* Material provided:
════════

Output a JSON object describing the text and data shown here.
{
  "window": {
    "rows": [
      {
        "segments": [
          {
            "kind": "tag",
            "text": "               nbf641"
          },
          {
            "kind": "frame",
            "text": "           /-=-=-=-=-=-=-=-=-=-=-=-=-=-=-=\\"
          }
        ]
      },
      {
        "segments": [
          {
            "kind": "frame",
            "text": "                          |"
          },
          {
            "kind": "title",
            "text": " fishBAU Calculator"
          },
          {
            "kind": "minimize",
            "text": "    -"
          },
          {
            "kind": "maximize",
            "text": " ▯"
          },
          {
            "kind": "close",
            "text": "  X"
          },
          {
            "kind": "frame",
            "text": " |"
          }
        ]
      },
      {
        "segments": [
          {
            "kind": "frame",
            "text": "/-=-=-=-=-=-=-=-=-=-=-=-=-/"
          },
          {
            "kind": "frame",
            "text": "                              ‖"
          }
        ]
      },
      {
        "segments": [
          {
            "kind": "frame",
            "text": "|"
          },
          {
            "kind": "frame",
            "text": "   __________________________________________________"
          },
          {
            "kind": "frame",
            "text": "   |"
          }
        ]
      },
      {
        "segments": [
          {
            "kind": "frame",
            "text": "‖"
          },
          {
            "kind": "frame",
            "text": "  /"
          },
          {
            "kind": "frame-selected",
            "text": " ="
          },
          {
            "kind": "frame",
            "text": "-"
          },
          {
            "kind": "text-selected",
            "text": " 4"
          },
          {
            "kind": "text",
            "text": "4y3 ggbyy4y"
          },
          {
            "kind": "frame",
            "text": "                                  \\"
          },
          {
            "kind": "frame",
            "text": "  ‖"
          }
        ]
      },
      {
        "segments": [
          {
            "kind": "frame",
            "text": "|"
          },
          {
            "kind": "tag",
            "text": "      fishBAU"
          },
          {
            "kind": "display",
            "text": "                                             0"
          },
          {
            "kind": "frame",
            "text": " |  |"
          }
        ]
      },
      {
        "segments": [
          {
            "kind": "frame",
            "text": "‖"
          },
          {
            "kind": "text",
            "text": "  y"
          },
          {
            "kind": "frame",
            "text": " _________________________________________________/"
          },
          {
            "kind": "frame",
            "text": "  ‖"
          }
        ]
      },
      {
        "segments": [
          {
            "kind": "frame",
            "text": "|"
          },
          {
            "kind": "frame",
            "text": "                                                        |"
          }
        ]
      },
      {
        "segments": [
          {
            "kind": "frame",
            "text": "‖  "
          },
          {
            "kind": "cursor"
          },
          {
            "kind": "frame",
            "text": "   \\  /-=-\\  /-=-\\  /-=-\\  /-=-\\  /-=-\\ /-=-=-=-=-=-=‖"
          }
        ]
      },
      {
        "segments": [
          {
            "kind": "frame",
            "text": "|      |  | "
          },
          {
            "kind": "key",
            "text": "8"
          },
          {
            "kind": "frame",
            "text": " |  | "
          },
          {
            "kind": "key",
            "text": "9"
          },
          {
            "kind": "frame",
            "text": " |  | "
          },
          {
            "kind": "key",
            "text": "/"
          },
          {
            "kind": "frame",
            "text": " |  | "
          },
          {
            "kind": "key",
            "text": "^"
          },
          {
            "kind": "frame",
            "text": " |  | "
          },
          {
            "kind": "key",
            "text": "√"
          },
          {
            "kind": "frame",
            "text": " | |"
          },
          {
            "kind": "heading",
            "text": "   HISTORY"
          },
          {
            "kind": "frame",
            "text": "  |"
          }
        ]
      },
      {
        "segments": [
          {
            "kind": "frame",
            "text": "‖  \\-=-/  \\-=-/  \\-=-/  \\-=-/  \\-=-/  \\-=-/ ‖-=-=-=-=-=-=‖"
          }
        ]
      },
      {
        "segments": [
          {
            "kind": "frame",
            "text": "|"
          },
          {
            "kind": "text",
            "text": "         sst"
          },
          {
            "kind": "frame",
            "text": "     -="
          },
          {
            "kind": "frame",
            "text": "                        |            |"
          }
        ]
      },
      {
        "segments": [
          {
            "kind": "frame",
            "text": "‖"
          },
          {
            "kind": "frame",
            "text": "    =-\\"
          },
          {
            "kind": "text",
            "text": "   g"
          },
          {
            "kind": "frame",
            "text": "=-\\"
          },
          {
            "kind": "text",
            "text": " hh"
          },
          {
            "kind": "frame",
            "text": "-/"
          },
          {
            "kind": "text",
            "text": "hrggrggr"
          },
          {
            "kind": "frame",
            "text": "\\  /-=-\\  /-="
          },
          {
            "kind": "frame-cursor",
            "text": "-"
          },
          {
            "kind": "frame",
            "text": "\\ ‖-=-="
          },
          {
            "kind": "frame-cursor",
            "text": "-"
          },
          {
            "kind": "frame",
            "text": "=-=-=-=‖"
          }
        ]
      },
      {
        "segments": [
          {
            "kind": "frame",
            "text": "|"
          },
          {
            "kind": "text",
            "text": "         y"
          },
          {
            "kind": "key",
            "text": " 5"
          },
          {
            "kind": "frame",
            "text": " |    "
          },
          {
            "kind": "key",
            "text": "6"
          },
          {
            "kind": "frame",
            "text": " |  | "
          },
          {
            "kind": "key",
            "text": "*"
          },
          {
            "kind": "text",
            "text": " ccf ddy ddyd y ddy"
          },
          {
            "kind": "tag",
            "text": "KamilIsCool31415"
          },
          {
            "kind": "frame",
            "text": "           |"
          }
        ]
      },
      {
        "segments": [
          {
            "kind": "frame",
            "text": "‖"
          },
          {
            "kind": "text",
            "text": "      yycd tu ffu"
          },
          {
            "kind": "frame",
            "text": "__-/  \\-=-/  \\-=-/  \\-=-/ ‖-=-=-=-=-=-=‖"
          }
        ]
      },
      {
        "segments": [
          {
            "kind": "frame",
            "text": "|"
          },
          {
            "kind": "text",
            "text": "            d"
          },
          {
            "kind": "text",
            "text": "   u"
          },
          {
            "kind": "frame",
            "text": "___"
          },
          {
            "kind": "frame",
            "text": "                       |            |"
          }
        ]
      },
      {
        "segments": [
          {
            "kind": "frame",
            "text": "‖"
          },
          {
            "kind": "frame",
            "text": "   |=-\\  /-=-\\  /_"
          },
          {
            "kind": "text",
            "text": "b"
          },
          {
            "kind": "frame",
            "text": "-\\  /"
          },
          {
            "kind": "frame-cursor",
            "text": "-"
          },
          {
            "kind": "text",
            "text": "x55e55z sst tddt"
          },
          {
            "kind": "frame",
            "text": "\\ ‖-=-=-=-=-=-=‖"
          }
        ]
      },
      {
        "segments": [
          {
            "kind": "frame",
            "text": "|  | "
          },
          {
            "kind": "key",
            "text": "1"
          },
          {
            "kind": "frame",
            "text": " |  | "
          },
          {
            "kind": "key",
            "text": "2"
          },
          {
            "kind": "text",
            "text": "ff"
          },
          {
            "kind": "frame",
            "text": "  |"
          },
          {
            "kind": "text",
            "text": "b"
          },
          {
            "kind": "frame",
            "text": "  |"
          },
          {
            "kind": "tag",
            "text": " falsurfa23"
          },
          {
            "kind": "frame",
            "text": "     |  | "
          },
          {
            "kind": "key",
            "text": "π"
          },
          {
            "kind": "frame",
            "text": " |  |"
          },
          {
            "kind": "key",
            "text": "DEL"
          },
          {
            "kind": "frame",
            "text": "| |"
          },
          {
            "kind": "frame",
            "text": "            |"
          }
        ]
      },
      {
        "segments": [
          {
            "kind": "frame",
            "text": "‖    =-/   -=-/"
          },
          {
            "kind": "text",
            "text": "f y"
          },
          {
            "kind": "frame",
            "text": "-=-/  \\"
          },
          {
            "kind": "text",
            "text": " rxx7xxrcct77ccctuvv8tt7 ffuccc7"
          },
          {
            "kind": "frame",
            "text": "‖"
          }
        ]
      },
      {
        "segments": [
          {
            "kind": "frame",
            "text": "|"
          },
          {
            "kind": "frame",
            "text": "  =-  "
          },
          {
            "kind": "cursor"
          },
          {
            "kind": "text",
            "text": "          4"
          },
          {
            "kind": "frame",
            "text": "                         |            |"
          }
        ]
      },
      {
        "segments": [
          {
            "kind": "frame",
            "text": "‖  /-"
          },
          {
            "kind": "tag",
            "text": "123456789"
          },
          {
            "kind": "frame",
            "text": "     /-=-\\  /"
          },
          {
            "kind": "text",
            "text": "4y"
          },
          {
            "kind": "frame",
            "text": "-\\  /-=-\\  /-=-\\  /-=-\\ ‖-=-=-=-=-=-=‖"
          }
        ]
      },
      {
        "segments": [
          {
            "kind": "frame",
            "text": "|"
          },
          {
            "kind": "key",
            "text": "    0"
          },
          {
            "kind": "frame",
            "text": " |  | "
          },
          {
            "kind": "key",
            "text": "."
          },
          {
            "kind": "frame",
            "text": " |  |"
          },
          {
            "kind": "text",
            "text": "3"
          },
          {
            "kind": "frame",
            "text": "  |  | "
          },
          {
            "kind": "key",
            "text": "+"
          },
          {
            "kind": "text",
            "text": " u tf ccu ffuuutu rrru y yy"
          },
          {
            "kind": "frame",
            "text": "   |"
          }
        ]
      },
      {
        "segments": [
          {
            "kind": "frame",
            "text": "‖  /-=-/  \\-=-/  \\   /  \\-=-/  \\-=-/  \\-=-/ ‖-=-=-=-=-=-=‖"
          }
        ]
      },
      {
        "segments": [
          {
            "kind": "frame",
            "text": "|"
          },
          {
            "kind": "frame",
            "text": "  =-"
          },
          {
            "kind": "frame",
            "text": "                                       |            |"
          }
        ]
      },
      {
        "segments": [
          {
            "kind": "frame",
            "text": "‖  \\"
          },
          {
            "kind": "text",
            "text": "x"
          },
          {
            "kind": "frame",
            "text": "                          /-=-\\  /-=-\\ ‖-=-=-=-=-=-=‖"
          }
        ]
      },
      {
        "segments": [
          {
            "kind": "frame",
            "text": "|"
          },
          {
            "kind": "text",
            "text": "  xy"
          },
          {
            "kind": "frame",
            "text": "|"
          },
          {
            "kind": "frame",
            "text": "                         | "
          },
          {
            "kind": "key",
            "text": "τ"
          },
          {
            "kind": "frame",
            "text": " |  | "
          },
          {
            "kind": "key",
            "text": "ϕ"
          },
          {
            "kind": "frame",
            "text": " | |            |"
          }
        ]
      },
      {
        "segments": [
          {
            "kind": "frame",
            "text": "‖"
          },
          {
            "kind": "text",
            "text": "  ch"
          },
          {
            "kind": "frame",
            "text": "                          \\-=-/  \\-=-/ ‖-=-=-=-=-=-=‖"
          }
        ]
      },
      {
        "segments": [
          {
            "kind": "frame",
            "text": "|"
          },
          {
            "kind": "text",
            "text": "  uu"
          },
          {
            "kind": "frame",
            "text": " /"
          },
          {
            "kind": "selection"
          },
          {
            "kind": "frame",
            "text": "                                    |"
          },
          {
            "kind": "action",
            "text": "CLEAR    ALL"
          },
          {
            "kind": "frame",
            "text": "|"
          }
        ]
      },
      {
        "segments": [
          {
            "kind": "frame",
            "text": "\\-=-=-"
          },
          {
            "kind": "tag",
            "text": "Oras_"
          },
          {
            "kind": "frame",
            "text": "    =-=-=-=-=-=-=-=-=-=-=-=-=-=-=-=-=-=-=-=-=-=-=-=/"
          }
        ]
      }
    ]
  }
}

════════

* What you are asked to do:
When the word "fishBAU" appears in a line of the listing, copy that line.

* Solved problem:
            "text": " fishBAU Calculator"
            "text": "      fishBAU"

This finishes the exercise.